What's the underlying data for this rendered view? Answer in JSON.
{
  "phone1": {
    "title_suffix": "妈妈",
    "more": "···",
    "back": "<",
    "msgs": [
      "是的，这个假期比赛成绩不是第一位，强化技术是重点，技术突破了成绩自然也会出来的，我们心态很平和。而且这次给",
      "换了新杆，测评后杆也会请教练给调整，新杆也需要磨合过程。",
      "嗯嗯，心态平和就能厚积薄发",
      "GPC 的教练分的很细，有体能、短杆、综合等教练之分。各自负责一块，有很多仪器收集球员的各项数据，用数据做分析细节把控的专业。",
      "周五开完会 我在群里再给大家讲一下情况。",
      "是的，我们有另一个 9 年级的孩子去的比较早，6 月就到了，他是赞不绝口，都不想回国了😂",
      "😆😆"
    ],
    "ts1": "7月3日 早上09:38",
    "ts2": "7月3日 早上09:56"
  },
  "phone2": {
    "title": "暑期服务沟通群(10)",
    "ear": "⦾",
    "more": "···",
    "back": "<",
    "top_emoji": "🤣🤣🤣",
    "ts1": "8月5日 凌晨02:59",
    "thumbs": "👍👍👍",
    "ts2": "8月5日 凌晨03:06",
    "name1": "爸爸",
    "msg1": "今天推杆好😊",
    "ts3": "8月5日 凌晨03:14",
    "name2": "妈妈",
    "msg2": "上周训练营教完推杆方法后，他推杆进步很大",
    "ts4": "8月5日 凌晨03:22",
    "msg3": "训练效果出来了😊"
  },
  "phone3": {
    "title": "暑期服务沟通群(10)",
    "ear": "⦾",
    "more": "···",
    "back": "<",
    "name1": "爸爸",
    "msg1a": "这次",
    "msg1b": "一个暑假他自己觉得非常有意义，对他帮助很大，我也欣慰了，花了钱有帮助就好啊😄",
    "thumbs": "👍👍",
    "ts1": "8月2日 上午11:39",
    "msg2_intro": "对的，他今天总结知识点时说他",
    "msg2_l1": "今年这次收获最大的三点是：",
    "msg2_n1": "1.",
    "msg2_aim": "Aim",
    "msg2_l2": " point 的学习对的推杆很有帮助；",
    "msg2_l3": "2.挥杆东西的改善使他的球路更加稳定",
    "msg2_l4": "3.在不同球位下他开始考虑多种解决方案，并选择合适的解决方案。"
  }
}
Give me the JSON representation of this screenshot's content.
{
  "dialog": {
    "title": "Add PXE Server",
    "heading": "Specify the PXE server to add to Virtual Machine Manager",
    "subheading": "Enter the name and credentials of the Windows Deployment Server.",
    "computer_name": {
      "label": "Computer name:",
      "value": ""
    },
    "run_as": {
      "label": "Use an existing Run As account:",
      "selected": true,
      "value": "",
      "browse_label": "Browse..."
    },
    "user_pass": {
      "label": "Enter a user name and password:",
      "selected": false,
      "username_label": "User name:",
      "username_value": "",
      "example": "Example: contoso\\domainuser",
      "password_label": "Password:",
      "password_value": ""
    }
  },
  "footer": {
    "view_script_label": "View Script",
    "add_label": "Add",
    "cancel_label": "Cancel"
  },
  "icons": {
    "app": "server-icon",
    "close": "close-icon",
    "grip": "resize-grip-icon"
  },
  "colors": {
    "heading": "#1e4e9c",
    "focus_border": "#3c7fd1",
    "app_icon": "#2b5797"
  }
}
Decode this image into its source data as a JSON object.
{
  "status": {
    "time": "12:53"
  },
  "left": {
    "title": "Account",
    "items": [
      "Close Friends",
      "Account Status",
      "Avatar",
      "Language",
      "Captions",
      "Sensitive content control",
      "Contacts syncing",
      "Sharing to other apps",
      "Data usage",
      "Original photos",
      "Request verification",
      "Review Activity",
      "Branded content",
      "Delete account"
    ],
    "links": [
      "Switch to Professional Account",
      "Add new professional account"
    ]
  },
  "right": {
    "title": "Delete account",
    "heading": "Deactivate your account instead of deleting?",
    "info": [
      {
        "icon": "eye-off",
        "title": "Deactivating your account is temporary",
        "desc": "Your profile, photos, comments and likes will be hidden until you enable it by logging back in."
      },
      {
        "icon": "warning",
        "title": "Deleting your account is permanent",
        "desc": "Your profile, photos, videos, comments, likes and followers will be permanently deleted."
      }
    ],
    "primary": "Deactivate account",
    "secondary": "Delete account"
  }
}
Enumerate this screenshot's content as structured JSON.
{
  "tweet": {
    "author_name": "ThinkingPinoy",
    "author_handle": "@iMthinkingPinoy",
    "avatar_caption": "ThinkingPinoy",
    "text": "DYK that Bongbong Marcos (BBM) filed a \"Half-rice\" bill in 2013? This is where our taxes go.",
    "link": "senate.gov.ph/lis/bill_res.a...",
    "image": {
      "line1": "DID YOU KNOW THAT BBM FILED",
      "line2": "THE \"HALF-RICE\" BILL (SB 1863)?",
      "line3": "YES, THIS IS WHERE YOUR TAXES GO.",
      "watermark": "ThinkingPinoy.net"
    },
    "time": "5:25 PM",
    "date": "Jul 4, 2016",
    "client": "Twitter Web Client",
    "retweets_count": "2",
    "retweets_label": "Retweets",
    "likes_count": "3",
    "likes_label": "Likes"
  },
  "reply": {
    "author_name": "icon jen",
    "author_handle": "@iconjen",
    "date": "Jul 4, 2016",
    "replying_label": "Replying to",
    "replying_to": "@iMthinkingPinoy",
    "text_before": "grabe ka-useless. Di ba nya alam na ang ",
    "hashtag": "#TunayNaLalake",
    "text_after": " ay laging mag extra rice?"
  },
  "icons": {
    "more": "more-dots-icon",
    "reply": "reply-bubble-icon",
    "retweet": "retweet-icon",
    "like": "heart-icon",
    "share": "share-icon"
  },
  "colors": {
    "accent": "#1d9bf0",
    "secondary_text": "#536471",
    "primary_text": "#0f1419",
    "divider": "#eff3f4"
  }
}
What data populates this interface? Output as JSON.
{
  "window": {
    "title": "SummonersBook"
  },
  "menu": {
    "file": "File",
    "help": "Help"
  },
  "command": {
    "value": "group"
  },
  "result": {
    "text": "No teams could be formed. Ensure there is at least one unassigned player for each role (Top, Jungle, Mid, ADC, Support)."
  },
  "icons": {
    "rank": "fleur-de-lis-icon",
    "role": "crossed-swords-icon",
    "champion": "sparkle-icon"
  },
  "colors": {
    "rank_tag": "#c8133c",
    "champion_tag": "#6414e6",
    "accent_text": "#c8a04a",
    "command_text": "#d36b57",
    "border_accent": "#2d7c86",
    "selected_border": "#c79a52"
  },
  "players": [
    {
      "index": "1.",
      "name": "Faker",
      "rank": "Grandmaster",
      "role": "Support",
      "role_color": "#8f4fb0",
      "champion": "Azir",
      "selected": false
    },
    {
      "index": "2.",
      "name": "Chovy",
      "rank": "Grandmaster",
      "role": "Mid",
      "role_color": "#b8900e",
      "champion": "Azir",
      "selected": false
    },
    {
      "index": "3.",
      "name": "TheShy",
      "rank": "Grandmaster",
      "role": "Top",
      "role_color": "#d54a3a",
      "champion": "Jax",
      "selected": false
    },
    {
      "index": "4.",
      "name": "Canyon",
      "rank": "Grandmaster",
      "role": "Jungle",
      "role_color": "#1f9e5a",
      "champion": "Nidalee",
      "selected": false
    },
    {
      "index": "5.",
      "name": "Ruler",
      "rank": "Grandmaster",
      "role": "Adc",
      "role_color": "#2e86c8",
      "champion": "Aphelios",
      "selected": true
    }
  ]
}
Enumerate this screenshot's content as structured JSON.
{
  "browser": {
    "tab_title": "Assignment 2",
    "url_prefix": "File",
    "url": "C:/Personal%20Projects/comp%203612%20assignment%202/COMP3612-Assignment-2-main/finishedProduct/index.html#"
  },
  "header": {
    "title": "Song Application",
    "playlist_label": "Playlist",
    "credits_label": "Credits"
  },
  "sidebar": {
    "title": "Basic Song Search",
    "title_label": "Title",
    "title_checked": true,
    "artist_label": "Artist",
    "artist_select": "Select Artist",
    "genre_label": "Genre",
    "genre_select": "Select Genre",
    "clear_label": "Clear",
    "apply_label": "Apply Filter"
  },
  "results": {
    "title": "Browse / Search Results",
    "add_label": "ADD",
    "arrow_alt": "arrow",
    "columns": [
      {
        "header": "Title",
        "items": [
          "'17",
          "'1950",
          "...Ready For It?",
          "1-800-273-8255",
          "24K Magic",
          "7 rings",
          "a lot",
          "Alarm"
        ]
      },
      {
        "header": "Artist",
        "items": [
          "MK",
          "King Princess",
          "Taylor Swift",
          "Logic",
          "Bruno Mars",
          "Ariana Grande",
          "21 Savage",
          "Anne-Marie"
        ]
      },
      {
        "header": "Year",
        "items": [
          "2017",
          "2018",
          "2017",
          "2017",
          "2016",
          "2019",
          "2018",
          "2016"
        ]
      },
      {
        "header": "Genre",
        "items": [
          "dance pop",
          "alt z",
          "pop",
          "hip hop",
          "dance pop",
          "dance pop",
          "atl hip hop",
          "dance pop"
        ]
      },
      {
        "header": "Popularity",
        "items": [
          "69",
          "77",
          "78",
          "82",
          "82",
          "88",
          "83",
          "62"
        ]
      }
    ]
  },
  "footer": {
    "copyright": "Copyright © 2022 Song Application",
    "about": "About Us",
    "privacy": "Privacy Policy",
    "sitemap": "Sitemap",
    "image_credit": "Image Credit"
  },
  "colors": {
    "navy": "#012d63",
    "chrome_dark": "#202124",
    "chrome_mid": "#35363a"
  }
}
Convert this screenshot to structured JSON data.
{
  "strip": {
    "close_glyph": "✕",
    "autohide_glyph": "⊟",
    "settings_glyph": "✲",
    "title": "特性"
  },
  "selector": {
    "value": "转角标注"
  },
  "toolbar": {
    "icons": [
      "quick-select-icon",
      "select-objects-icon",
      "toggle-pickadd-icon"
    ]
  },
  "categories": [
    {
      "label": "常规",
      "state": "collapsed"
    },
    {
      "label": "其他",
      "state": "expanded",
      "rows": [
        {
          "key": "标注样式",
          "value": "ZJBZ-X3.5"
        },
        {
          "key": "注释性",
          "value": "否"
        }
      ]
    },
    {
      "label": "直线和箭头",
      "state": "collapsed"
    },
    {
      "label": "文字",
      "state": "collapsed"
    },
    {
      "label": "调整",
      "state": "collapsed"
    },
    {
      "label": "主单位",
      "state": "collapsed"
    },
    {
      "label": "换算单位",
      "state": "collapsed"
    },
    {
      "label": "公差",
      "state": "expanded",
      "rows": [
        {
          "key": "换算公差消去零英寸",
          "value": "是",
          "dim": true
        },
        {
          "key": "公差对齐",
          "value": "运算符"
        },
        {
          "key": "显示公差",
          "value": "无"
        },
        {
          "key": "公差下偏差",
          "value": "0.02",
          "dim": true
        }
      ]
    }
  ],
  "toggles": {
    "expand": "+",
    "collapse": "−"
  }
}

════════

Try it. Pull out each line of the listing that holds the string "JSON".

Response below.
What's the underlying data for this rendered view? Answer in JSON.
Give me the JSON representation of this screenshot's content.
Decode this image into its source data as a JSON object.
Enumerate this screenshot's content as structured JSON.
What data populates this interface? Output as JSON.
Enumerate this screenshot's content as structured JSON.
Convert this screenshot to structured JSON data.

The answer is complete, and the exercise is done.